My blocks fall into these reasons:
- Being overwhelmed by decisions – from the hair/eye colour of a character, to how they react in certain situations, how they chose to control their story, the essence of their character, how the plot will go, how the story will end. When there are so many things to decide, I succumb to decision fatigue, something I’ve only felt before when renovating a house. By the time I came to pick paints, I no longer cared.
- When I suffer from the ever-lurking imposter’s syndrome, I freeze. Every word feels clunky, every sentence feels devoid of life. It’s when my inner critic comes out and fills my head with ‘this is all rubbish’ chat. Frustratingly, I understand that this is what is going on, but out-thinking her takes some manoeuvring.

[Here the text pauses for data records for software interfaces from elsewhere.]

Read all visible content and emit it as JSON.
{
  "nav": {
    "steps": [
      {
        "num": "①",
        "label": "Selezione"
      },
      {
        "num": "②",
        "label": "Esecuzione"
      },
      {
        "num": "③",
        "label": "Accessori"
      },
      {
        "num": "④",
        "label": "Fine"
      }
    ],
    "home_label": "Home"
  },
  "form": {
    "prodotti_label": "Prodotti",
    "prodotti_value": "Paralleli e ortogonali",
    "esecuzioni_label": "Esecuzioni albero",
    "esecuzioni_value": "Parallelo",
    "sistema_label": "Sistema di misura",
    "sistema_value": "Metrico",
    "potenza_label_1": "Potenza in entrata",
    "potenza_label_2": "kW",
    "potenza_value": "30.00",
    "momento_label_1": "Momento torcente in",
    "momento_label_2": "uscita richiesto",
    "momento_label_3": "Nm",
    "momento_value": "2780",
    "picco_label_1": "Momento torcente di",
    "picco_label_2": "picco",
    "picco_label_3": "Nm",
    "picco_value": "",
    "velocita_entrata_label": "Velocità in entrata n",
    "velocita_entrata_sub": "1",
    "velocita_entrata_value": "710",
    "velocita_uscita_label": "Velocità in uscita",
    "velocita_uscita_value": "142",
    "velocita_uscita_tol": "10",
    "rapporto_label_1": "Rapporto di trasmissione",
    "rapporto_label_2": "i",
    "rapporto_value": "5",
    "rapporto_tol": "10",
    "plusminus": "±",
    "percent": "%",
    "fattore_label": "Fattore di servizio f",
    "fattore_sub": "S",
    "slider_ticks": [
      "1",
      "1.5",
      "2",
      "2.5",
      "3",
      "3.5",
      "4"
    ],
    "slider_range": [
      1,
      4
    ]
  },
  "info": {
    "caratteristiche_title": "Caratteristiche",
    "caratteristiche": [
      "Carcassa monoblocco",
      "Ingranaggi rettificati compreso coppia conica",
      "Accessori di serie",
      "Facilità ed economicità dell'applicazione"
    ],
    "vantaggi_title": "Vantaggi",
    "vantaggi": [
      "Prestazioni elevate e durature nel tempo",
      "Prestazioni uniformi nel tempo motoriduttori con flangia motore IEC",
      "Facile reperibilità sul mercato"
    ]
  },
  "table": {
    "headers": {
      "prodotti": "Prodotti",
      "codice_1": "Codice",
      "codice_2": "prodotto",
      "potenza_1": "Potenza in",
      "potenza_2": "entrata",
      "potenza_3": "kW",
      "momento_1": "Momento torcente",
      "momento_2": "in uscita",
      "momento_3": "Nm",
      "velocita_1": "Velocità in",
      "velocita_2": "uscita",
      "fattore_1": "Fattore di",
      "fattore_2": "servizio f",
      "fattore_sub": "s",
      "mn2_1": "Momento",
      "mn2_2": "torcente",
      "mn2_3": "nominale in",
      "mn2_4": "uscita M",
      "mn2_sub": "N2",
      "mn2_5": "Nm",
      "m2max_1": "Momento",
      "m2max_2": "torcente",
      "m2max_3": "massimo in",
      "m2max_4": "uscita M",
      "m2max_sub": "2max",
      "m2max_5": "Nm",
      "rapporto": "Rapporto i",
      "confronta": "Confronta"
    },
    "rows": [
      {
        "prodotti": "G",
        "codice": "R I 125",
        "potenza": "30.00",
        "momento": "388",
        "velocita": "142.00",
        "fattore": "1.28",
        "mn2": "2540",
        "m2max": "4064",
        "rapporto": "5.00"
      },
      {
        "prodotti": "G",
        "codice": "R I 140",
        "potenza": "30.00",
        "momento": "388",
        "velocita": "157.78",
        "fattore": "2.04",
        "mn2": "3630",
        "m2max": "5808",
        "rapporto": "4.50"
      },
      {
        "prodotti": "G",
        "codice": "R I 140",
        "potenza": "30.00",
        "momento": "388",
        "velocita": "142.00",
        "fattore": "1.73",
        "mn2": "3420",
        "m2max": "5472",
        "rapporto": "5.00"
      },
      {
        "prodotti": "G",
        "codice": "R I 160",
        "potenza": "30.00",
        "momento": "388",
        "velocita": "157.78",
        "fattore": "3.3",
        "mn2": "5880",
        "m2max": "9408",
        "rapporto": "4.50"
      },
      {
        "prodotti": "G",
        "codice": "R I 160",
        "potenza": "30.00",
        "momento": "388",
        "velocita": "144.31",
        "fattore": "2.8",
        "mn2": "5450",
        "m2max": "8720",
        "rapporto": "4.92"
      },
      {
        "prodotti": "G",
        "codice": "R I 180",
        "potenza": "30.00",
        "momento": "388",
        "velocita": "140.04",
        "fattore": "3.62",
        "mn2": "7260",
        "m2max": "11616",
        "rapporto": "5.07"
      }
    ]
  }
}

- When I know for real something’s not working. It may be the combination of characters doesn’t gel, or the plot doesn’t hit the points it should or for some yet-to-be-determined reason, the voice doesn’t feel right. Whatever the reason, I stop writing because I know the pain of a major re-write or complete plot overhaul and I want to sort out the problem and so spare myself that pain.
I always believed that writers fall into two main categories: the plotter and the pantser, the planner and the see-where-the-wind-blows-you-er.
But there are variations within this – the detailed plotter and total pantser being the two extremes with a whole spectrum between. It may mean knowing the beginning, middle and ending of your story or the key twists, it may be understanding your character and letting them lead you, it may be plotting only a chapter or two in advance or it may be editing the previous chapter before writing the next. All are valid – you find what works for you and your current story.
But how does this help when you are blighted by block? I guess it’s being honest with yourself about what’s stopping you; if you don’t know your character well enough it’ll show, if you’re dodging the decisions, sit down and make a load of notes. Face up to the problem.
This blog is brought to you by an unhappily written first draft. It is a story I’ve been returning to between other projects and struggling with. The story is good, there’s enough about the characters to carry it and it’s hooky. But it has got me thinking about how good a first draft really has to be. Can everything really be changed in edits, or does there have to be some spark, some intrinsic story energy present from the start?
Possibly you have to write a wrong draft before you know what a right draft should look like. Perhaps you need to try one of the story permutations before you know if it’ll work. The lesson I am learning (again) is that sometimes it’s best to write it wrong, then see how to fix it. If there are no words, there is nothing to fix. Even wrong words are better than no words. Either way, this coming week I’ll again be testing the theory that a story is made in the edit.
Image courtesy of Freepik.com / jannoon028